photography by Lee Basford
photography by Lee Basford
Our starting point, Shinagawa Shrine (c.1187) is a peaceful tree filled enclave, a world away from the busy road below. There’s a unique view spanning Kita-Shinagawa all the way to Odaiba after a 15m ascent up Fujizuka the imitation Mt. Fuji, created in 1869 with lava rocks for worshipers without strength or money to climb the actual mountain. The route travels along the old shopping street that formed part of the original Tokaido Road, once the busiest gateway between Kyoto and Edo, with some stores dating back many generations. Along this street are Japanese pines donated from across the country amongst small local stores like Iseya where we stopped for homemade snacks and a variety of onigiri to fuel our journey.
Heading towards Gotanda there’s a short climb as we pass Gotenyama Garden, a historic area for cherry blossoms, seasonal trees and the soundtrack provided by its waterfalls. A couple of kilometers further on is Ikedayama Park, located at the crest of another climb. A largely unknown oasis once belonging to a noble family, this large Japanese garden is full of native flora, koi filled ponds and pathways between trees, a perfectly tranquil space to spend some time.
The relatively quiet backroads continue north-west towards affluent Shirokanedai and the National Institute for Nature Study, a 200,000 hectare botanical garden once home to Matsudaira Yorishige, feudal lord of the Takamatsu’s. With its natural trails and marshes rather than lawns and concrete, this lush nature preserve is a very special place that feels like a wild forest hidden within the city. Created to protect the natural wildlife of the region it provides an insight into how this area looked many hundreds of years ago. Among the vast numbers of trees and rare species is a 400-year-old chinquapin and the enormous 350-year-old Fabled Pine. A little further on are Happoen’s small but beautiful gardens, home to bonsai trees more than 500 years old.
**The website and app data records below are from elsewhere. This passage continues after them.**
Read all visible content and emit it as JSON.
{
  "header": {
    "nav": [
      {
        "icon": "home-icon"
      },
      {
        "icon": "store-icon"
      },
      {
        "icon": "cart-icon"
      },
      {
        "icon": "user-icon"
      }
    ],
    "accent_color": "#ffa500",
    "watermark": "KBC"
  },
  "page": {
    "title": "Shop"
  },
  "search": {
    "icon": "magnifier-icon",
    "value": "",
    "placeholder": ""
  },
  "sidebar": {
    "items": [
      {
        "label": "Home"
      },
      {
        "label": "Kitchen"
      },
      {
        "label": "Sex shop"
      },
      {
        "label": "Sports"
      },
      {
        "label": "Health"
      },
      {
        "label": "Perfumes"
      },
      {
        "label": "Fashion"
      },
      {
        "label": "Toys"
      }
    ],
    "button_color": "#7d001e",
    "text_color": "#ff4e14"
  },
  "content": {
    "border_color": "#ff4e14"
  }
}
There’s an organic café here operating a farm to table menu with vegetables from Kosaka Farm, in the Tokyo suburb of Kokubunji.
Leaving these tranquil gardens we pass the neo-gothic Memorial Hall of Meji University, then its a 3 km ride through Nihonenoki-dori before turning left at the Takanawa Fire Station and its lighthouse like watchtower, through a combination of roads before we find a huge chinquapin tree with a bloody history when 17 Ronin committed seppuku in the infamous Akō incident. Along the way we make a brief stop at Kojiro, a tiny store specializing in a single product, possibly the best Inari-Zushi in Tokyo, beautifully wrapped in bamboo and perfect for carrying.
After navigating some intricate side streets and a small climb lined with cherry blossom we arrive at Azabusan Zenpukuji (824 AD) and Tokyo’s oldest tree, a giant 800 year old ginkgo. The next point is the expansive Arisagawa Park alongside the German Embassy, its dense green woodland naturally follows the contours of the Azabu landscape with hills, valleys, and ponds filled with koi and turtles. A perfect location for lunch is Les Grands Arbres, a nearby café with a treehouse you can climb from the street.
From Hiroo we head north along Gaien nishi-dori before forking left to more secluded roads and a climb which takes us to the Red Cross Hospital and a 300 year old red pine which appears in the story of Sakura Sōgorō and the peasant revolt in Sakura Giminden. Keeping off the main roads from here passing through Kokugakuin University, navigating the back roads of Shibuya to find Hikawa Shrine among a small but dense forest of stunning sycamore, zelkova and bamboo. There’s a lot of history here, including an outdoor sumo ring we pass navigating the steps down towards the street.
The route continues through more backstreets and a different view of this area, quieter places where people live alongside the jungle of modern high-rises. Nearby is Konnoh-Hachimangu Shrine, the birthplace of Shibuya 920 years ago, reached by climbing a series of stairs leading to a variety of ancient trees, including the rare Konnoh-Zakura cherry tree planted in the 1600’s, now a national monument.
We pass Kenzo Tange’s Yoyogi Gymnasium before the sprawling maze-like paths of Yoyogi Park lead us towards Meiji-Jingu. Founded in 1920, the forest covers a huge area with 120,000 trees and 365 different species donated from across Japan when the shrine was established. Planting trees suited to the local climate enabled the forest to thrive without human intervention, reaching maturity only recently.
Through the backstreets of Harajuku and Sendagaya we reach the highlight and end of the first two sections of the route, Shinjuku Gyoen, a stunning park situated beneath skyscrapers and home to around 10,000 trees and 140 endangered species. It’s not possible to take bikes inside, so you’ll need to leave them at one of the three entrances, but arriving at golden hour to eat together outside as the sun sets over Tokyo is a magical experience.
The ride took place early this spring before the state of emergency was issued in Tokyo. When going out, make sure follow local regulations and guidance for the safety of yourself and others. We ask that all Strava athletes follow our Community Standard.